- Opening Delimiter -
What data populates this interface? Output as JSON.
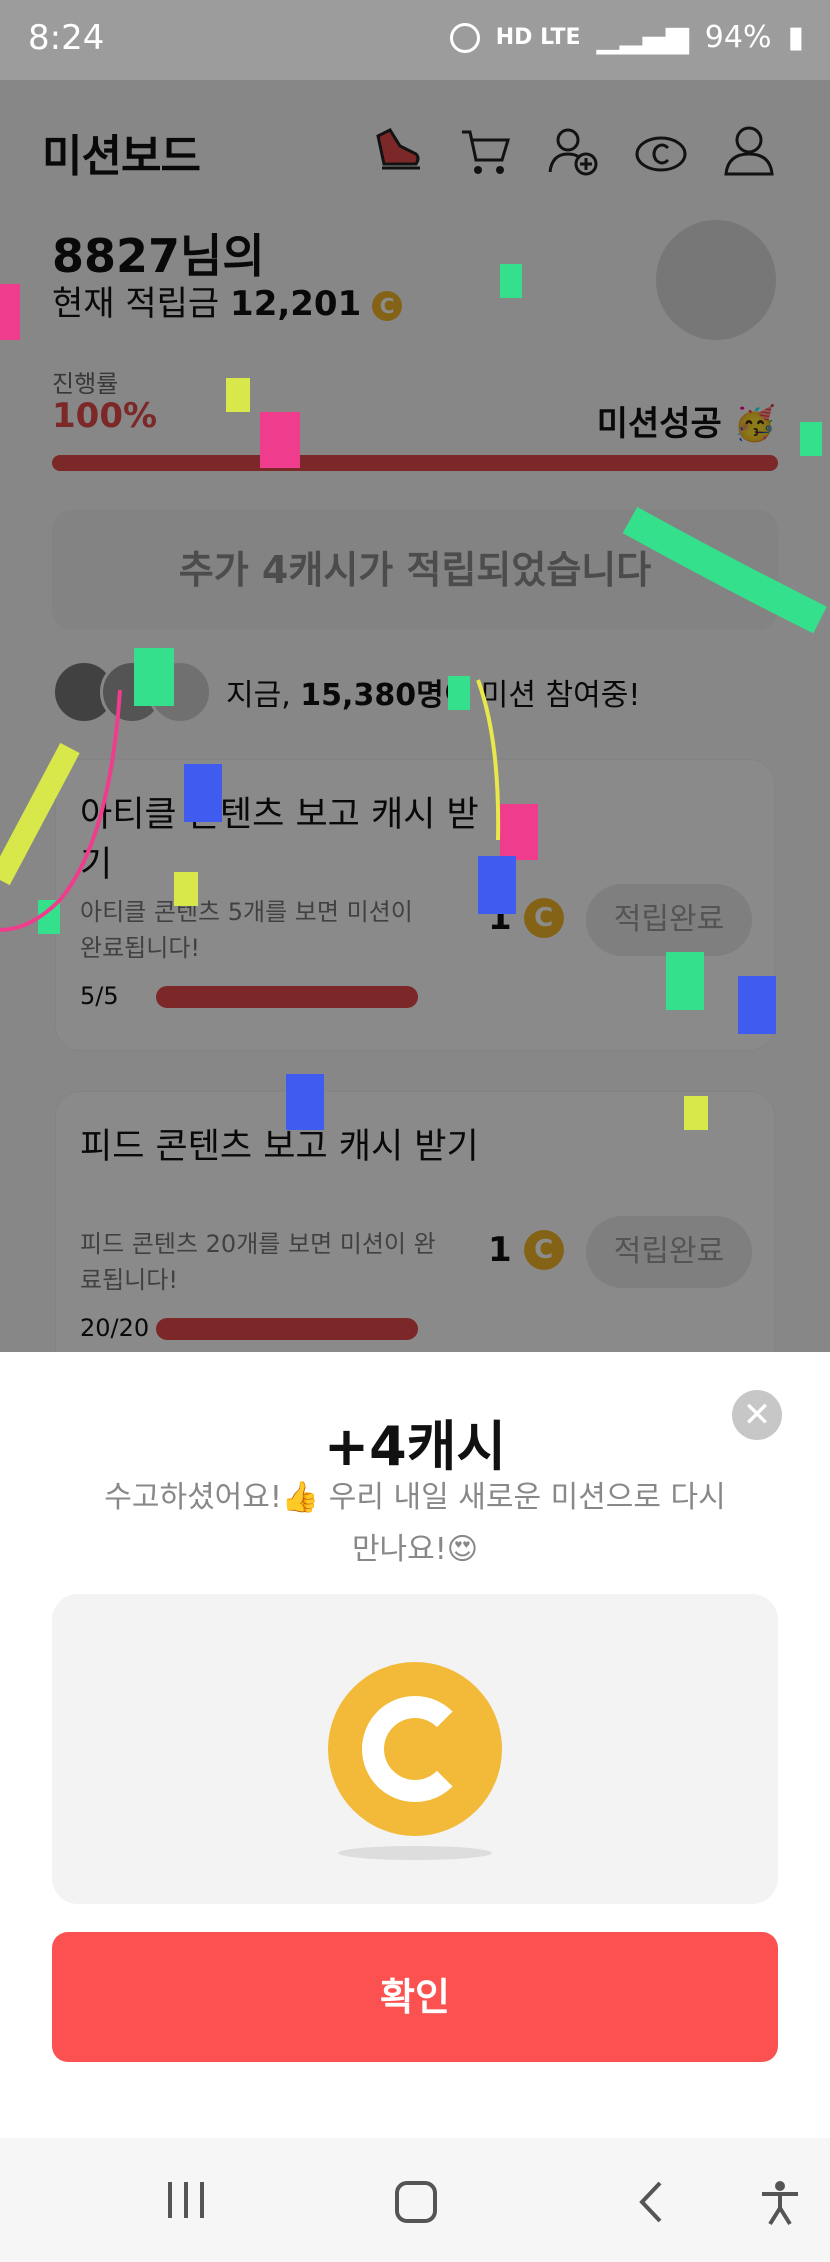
{
  "status_bar": {
    "time": "8:24",
    "network": "HD LTE",
    "battery": "94%"
  },
  "header": {
    "brand": "미션보드"
  },
  "profile": {
    "greeting": "8827님의",
    "balance_label": "현재 적립금",
    "balance_value": "12,201",
    "progress_label": "진행률",
    "progress_value": "100%",
    "progress_fraction": 1.0,
    "mission_status": "미션성공 🥳"
  },
  "banner": {
    "text": "추가 4캐시가 적립되었습니다"
  },
  "participants": {
    "prefix": "지금,",
    "count": "15,380명",
    "suffix": "이 미션 참여중!"
  },
  "missions": [
    {
      "title": "아티클 콘텐츠 보고 캐시 받기",
      "desc": "아티클 콘텐츠 5개를 보면 미션이 완료됩니다!",
      "count": "5/5",
      "reward": "1",
      "status": "적립완료"
    },
    {
      "title": "피드 콘텐츠 보고 캐시 받기",
      "desc": "피드 콘텐츠 20개를 보면 미션이 완료됩니다!",
      "count": "20/20",
      "reward": "1",
      "status": "적립완료"
    }
  ],
  "sheet": {
    "title": "+4캐시",
    "message": "수고하셨어요!👍 우리 내일 새로운 미션으로 다시 만나요!😍",
    "confirm": "확인",
    "close_icon": "close-icon"
  },
  "coin_symbol": "C",
  "colors": {
    "accent": "#fb5151",
    "coin": "#f2ba38",
    "progress": "#e24a4a"
  }
}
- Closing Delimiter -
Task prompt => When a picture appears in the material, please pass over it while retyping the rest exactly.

Problem solution =>
What data populates this interface? Output as JSON.
{
  "status_bar": {
    "time": "8:24",
    "network": "HD LTE",
    "battery": "94%"
  },
  "header": {
    "brand": "미션보드"
  },
  "profile": {
    "greeting": "8827님의",
    "balance_label": "현재 적립금",
    "balance_value": "12,201",
    "progress_label": "진행률",
    "progress_value": "100%",
    "progress_fraction": 1.0,
    "mission_status": "미션성공 🥳"
  },
  "banner": {
    "text": "추가 4캐시가 적립되었습니다"
  },
  "participants": {
    "prefix": "지금,",
    "count": "15,380명",
    "suffix": "이 미션 참여중!"
  },
  "missions": [
    {
      "title": "아티클 콘텐츠 보고 캐시 받기",
      "desc": "아티클 콘텐츠 5개를 보면 미션이 완료됩니다!",
      "count": "5/5",
      "reward": "1",
      "status": "적립완료"
    },
    {
      "title": "피드 콘텐츠 보고 캐시 받기",
      "desc": "피드 콘텐츠 20개를 보면 미션이 완료됩니다!",
      "count": "20/20",
      "reward": "1",
      "status": "적립완료"
    }
  ],
  "sheet": {
    "title": "+4캐시",
    "message": "수고하셨어요!👍 우리 내일 새로운 미션으로 다시 만나요!😍",
    "confirm": "확인",
    "close_icon": "close-icon"
  },
  "coin_symbol": "C",
  "colors": {
    "accent": "#fb5151",
    "coin": "#f2ba38",
    "progress": "#e24a4a"
  }
}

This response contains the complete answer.